## ACTION ITEM
Below this task are records; return each one exactly and omit its images.

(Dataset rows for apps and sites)
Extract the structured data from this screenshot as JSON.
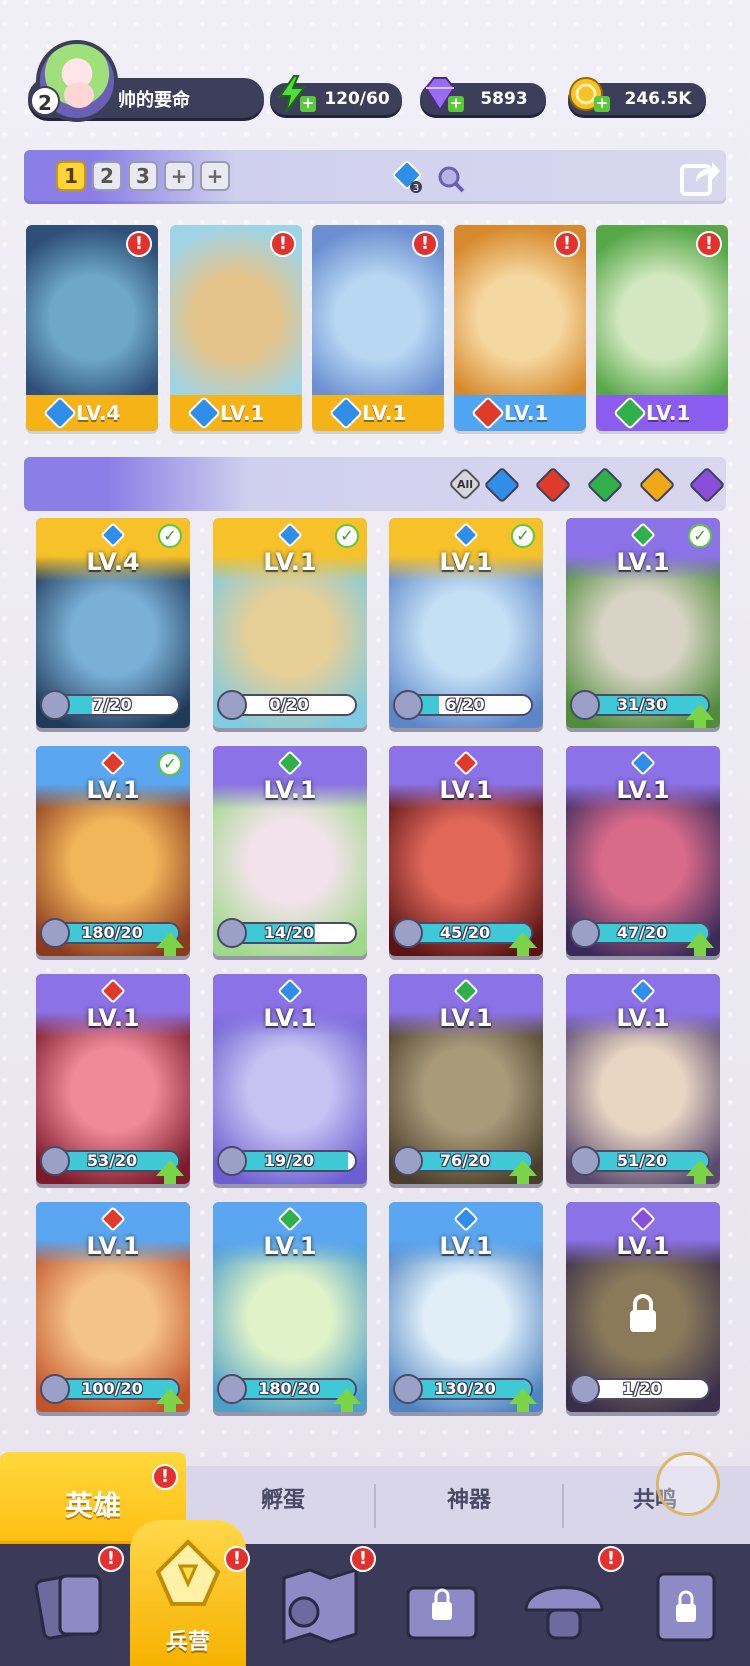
{
  "player": {
    "level": "2",
    "name": "帅的要命"
  },
  "resources": {
    "energy": "120/60",
    "gems": "5893",
    "coins": "246.5K"
  },
  "team_tabs": [
    {
      "label": "1",
      "active": true
    },
    {
      "label": "2",
      "active": false
    },
    {
      "label": "3",
      "active": false
    },
    {
      "label": "+",
      "active": false
    },
    {
      "label": "+",
      "active": false
    }
  ],
  "team_gem_count": "3",
  "squad": [
    {
      "level": "LV.4",
      "element": "water",
      "bar_color": "#f5b318",
      "art": [
        "#6ea7c8",
        "#2d4f78"
      ]
    },
    {
      "level": "LV.1",
      "element": "water",
      "bar_color": "#f5b318",
      "art": [
        "#e4c48a",
        "#9fd4e6"
      ]
    },
    {
      "level": "LV.1",
      "element": "water",
      "bar_color": "#f5b318",
      "art": [
        "#b7d7f2",
        "#6b8fd1"
      ]
    },
    {
      "level": "LV.1",
      "element": "fire",
      "bar_color": "#4fa5f2",
      "art": [
        "#f5d7a0",
        "#d78a2d"
      ]
    },
    {
      "level": "LV.1",
      "element": "nature",
      "bar_color": "#8b5cf0",
      "art": [
        "#d3e8c0",
        "#58a84a"
      ]
    }
  ],
  "filter": {
    "all_label": "All",
    "elements": [
      "water",
      "fire",
      "nature",
      "light",
      "dark"
    ]
  },
  "elements_colors": {
    "water": "#2f8ee8",
    "fire": "#e03a2a",
    "nature": "#2fb04a",
    "light": "#f0a818",
    "dark": "#8a4fd8"
  },
  "heroes": [
    {
      "level": "LV.4",
      "element": "water",
      "progress": "7/20",
      "fraction": 0.35,
      "checked": true,
      "upgrade": false,
      "frame": "gold",
      "art": [
        "#7bb0d6",
        "#1f3b5a"
      ]
    },
    {
      "level": "LV.1",
      "element": "water",
      "progress": "0/20",
      "fraction": 0.0,
      "checked": true,
      "upgrade": false,
      "frame": "gold",
      "art": [
        "#e6cf96",
        "#7fcbe0"
      ]
    },
    {
      "level": "LV.1",
      "element": "water",
      "progress": "6/20",
      "fraction": 0.3,
      "checked": true,
      "upgrade": false,
      "frame": "gold",
      "art": [
        "#c4e0f5",
        "#5d86c9"
      ]
    },
    {
      "level": "LV.1",
      "element": "nature",
      "progress": "31/30",
      "fraction": 1.0,
      "checked": true,
      "upgrade": true,
      "frame": "purple",
      "art": [
        "#d8d3c4",
        "#4f8d3b"
      ]
    },
    {
      "level": "LV.1",
      "element": "fire",
      "progress": "180/20",
      "fraction": 1.0,
      "checked": true,
      "upgrade": true,
      "frame": "blue",
      "art": [
        "#f2b55a",
        "#8a3a1f"
      ]
    },
    {
      "level": "LV.1",
      "element": "nature",
      "progress": "14/20",
      "fraction": 0.7,
      "checked": false,
      "upgrade": false,
      "frame": "purple",
      "art": [
        "#f2e2ea",
        "#9fd98a"
      ]
    },
    {
      "level": "LV.1",
      "element": "fire",
      "progress": "45/20",
      "fraction": 1.0,
      "checked": false,
      "upgrade": true,
      "frame": "purple",
      "art": [
        "#e0675a",
        "#5a1414"
      ]
    },
    {
      "level": "LV.1",
      "element": "water",
      "progress": "47/20",
      "fraction": 1.0,
      "checked": false,
      "upgrade": true,
      "frame": "purple",
      "art": [
        "#d86b8a",
        "#3a2a5a"
      ]
    },
    {
      "level": "LV.1",
      "element": "fire",
      "progress": "53/20",
      "fraction": 1.0,
      "checked": false,
      "upgrade": true,
      "frame": "purple",
      "art": [
        "#f08a9a",
        "#7a1a2a"
      ]
    },
    {
      "level": "LV.1",
      "element": "water",
      "progress": "19/20",
      "fraction": 0.95,
      "checked": false,
      "upgrade": false,
      "frame": "purple",
      "art": [
        "#c6c2f2",
        "#6d5fd1"
      ]
    },
    {
      "level": "LV.1",
      "element": "nature",
      "progress": "76/20",
      "fraction": 1.0,
      "checked": false,
      "upgrade": true,
      "frame": "purple",
      "art": [
        "#a99a7a",
        "#4a3f2a"
      ]
    },
    {
      "level": "LV.1",
      "element": "water",
      "progress": "51/20",
      "fraction": 1.0,
      "checked": false,
      "upgrade": true,
      "frame": "purple",
      "art": [
        "#e8d5c2",
        "#5a4a6e"
      ]
    },
    {
      "level": "LV.1",
      "element": "fire",
      "progress": "100/20",
      "fraction": 1.0,
      "checked": false,
      "upgrade": true,
      "frame": "blue",
      "art": [
        "#f5c38a",
        "#c2542a"
      ]
    },
    {
      "level": "LV.1",
      "element": "nature",
      "progress": "180/20",
      "fraction": 1.0,
      "checked": false,
      "upgrade": true,
      "frame": "blue",
      "art": [
        "#dff2c8",
        "#4fa0c8"
      ]
    },
    {
      "level": "LV.1",
      "element": "water",
      "progress": "130/20",
      "fraction": 1.0,
      "checked": false,
      "upgrade": true,
      "frame": "blue",
      "art": [
        "#e0eef8",
        "#4f84c2"
      ]
    },
    {
      "level": "LV.1",
      "element": "dark",
      "progress": "1/20",
      "fraction": 0.05,
      "checked": false,
      "upgrade": false,
      "frame": "locked",
      "art": [
        "#8a7a5a",
        "#3a2f4a"
      ]
    }
  ],
  "sub_tabs": [
    {
      "label": "英雄",
      "active": true,
      "alert": true
    },
    {
      "label": "孵蛋",
      "active": false,
      "alert": false
    },
    {
      "label": "神器",
      "active": false,
      "alert": false
    },
    {
      "label": "共鸣",
      "active": false,
      "alert": false
    }
  ],
  "nav": [
    {
      "icon": "cards-icon",
      "label": "",
      "alert": true
    },
    {
      "icon": "barracks-icon",
      "label": "兵营",
      "alert": true,
      "active": true
    },
    {
      "icon": "map-icon",
      "label": "",
      "alert": true
    },
    {
      "icon": "locked-chest-icon",
      "label": "",
      "alert": false
    },
    {
      "icon": "mushroom-icon",
      "label": "",
      "alert": true
    },
    {
      "icon": "locked-door-icon",
      "label": "",
      "alert": false
    }
  ],
  "frame_colors": {
    "gold": "#f7c12a",
    "purple": "#8b72e6",
    "blue": "#5aa6f0",
    "locked": "#8b72e6"
  }
}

## REPLY
Extract the structured data from this screenshot as JSON.
{
  "player": {
    "level": "2",
    "name": "帅的要命"
  },
  "resources": {
    "energy": "120/60",
    "gems": "5893",
    "coins": "246.5K"
  },
  "team_tabs": [
    {
      "label": "1",
      "active": true
    },
    {
      "label": "2",
      "active": false
    },
    {
      "label": "3",
      "active": false
    },
    {
      "label": "+",
      "active": false
    },
    {
      "label": "+",
      "active": false
    }
  ],
  "team_gem_count": "3",
  "squad": [
    {
      "level": "LV.4",
      "element": "water",
      "bar_color": "#f5b318",
      "art": [
        "#6ea7c8",
        "#2d4f78"
      ]
    },
    {
      "level": "LV.1",
      "element": "water",
      "bar_color": "#f5b318",
      "art": [
        "#e4c48a",
        "#9fd4e6"
      ]
    },
    {
      "level": "LV.1",
      "element": "water",
      "bar_color": "#f5b318",
      "art": [
        "#b7d7f2",
        "#6b8fd1"
      ]
    },
    {
      "level": "LV.1",
      "element": "fire",
      "bar_color": "#4fa5f2",
      "art": [
        "#f5d7a0",
        "#d78a2d"
      ]
    },
    {
      "level": "LV.1",
      "element": "nature",
      "bar_color": "#8b5cf0",
      "art": [
        "#d3e8c0",
        "#58a84a"
      ]
    }
  ],
  "filter": {
    "all_label": "All",
    "elements": [
      "water",
      "fire",
      "nature",
      "light",
      "dark"
    ]
  },
  "elements_colors": {
    "water": "#2f8ee8",
    "fire": "#e03a2a",
    "nature": "#2fb04a",
    "light": "#f0a818",
    "dark": "#8a4fd8"
  },
  "heroes": [
    {
      "level": "LV.4",
      "element": "water",
      "progress": "7/20",
      "fraction": 0.35,
      "checked": true,
      "upgrade": false,
      "frame": "gold",
      "art": [
        "#7bb0d6",
        "#1f3b5a"
      ]
    },
    {
      "level": "LV.1",
      "element": "water",
      "progress": "0/20",
      "fraction": 0.0,
      "checked": true,
      "upgrade": false,
      "frame": "gold",
      "art": [
        "#e6cf96",
        "#7fcbe0"
      ]
    },
    {
      "level": "LV.1",
      "element": "water",
      "progress": "6/20",
      "fraction": 0.3,
      "checked": true,
      "upgrade": false,
      "frame": "gold",
      "art": [
        "#c4e0f5",
        "#5d86c9"
      ]
    },
    {
      "level": "LV.1",
      "element": "nature",
      "progress": "31/30",
      "fraction": 1.0,
      "checked": true,
      "upgrade": true,
      "frame": "purple",
      "art": [
        "#d8d3c4",
        "#4f8d3b"
      ]
    },
    {
      "level": "LV.1",
      "element": "fire",
      "progress": "180/20",
      "fraction": 1.0,
      "checked": true,
      "upgrade": true,
      "frame": "blue",
      "art": [
        "#f2b55a",
        "#8a3a1f"
      ]
    },
    {
      "level": "LV.1",
      "element": "nature",
      "progress": "14/20",
      "fraction": 0.7,
      "checked": false,
      "upgrade": false,
      "frame": "purple",
      "art": [
        "#f2e2ea",
        "#9fd98a"
      ]
    },
    {
      "level": "LV.1",
      "element": "fire",
      "progress": "45/20",
      "fraction": 1.0,
      "checked": false,
      "upgrade": true,
      "frame": "purple",
      "art": [
        "#e0675a",
        "#5a1414"
      ]
    },
    {
      "level": "LV.1",
      "element": "water",
      "progress": "47/20",
      "fraction": 1.0,
      "checked": false,
      "upgrade": true,
      "frame": "purple",
      "art": [
        "#d86b8a",
        "#3a2a5a"
      ]
    },
    {
      "level": "LV.1",
      "element": "fire",
      "progress": "53/20",
      "fraction": 1.0,
      "checked": false,
      "upgrade": true,
      "frame": "purple",
      "art": [
        "#f08a9a",
        "#7a1a2a"
      ]
    },
    {
      "level": "LV.1",
      "element": "water",
      "progress": "19/20",
      "fraction": 0.95,
      "checked": false,
      "upgrade": false,
      "frame": "purple",
      "art": [
        "#c6c2f2",
        "#6d5fd1"
      ]
    },
    {
      "level": "LV.1",
      "element": "nature",
      "progress": "76/20",
      "fraction": 1.0,
      "checked": false,
      "upgrade": true,
      "frame": "purple",
      "art": [
        "#a99a7a",
        "#4a3f2a"
      ]
    },
    {
      "level": "LV.1",
      "element": "water",
      "progress": "51/20",
      "fraction": 1.0,
      "checked": false,
      "upgrade": true,
      "frame": "purple",
      "art": [
        "#e8d5c2",
        "#5a4a6e"
      ]
    },
    {
      "level": "LV.1",
      "element": "fire",
      "progress": "100/20",
      "fraction": 1.0,
      "checked": false,
      "upgrade": true,
      "frame": "blue",
      "art": [
        "#f5c38a",
        "#c2542a"
      ]
    },
    {
      "level": "LV.1",
      "element": "nature",
      "progress": "180/20",
      "fraction": 1.0,
      "checked": false,
      "upgrade": true,
      "frame": "blue",
      "art": [
        "#dff2c8",
        "#4fa0c8"
      ]
    },
    {
      "level": "LV.1",
      "element": "water",
      "progress": "130/20",
      "fraction": 1.0,
      "checked": false,
      "upgrade": true,
      "frame": "blue",
      "art": [
        "#e0eef8",
        "#4f84c2"
      ]
    },
    {
      "level": "LV.1",
      "element": "dark",
      "progress": "1/20",
      "fraction": 0.05,
      "checked": false,
      "upgrade": false,
      "frame": "locked",
      "art": [
        "#8a7a5a",
        "#3a2f4a"
      ]
    }
  ],
  "sub_tabs": [
    {
      "label": "英雄",
      "active": true,
      "alert": true
    },
    {
      "label": "孵蛋",
      "active": false,
      "alert": false
    },
    {
      "label": "神器",
      "active": false,
      "alert": false
    },
    {
      "label": "共鸣",
      "active": false,
      "alert": false
    }
  ],
  "nav": [
    {
      "icon": "cards-icon",
      "label": "",
      "alert": true
    },
    {
      "icon": "barracks-icon",
      "label": "兵营",
      "alert": true,
      "active": true
    },
    {
      "icon": "map-icon",
      "label": "",
      "alert": true
    },
    {
      "icon": "locked-chest-icon",
      "label": "",
      "alert": false
    },
    {
      "icon": "mushroom-icon",
      "label": "",
      "alert": true
    },
    {
      "icon": "locked-door-icon",
      "label": "",
      "alert": false
    }
  ],
  "frame_colors": {
    "gold": "#f7c12a",
    "purple": "#8b72e6",
    "blue": "#5aa6f0",
    "locked": "#8b72e6"
  }
}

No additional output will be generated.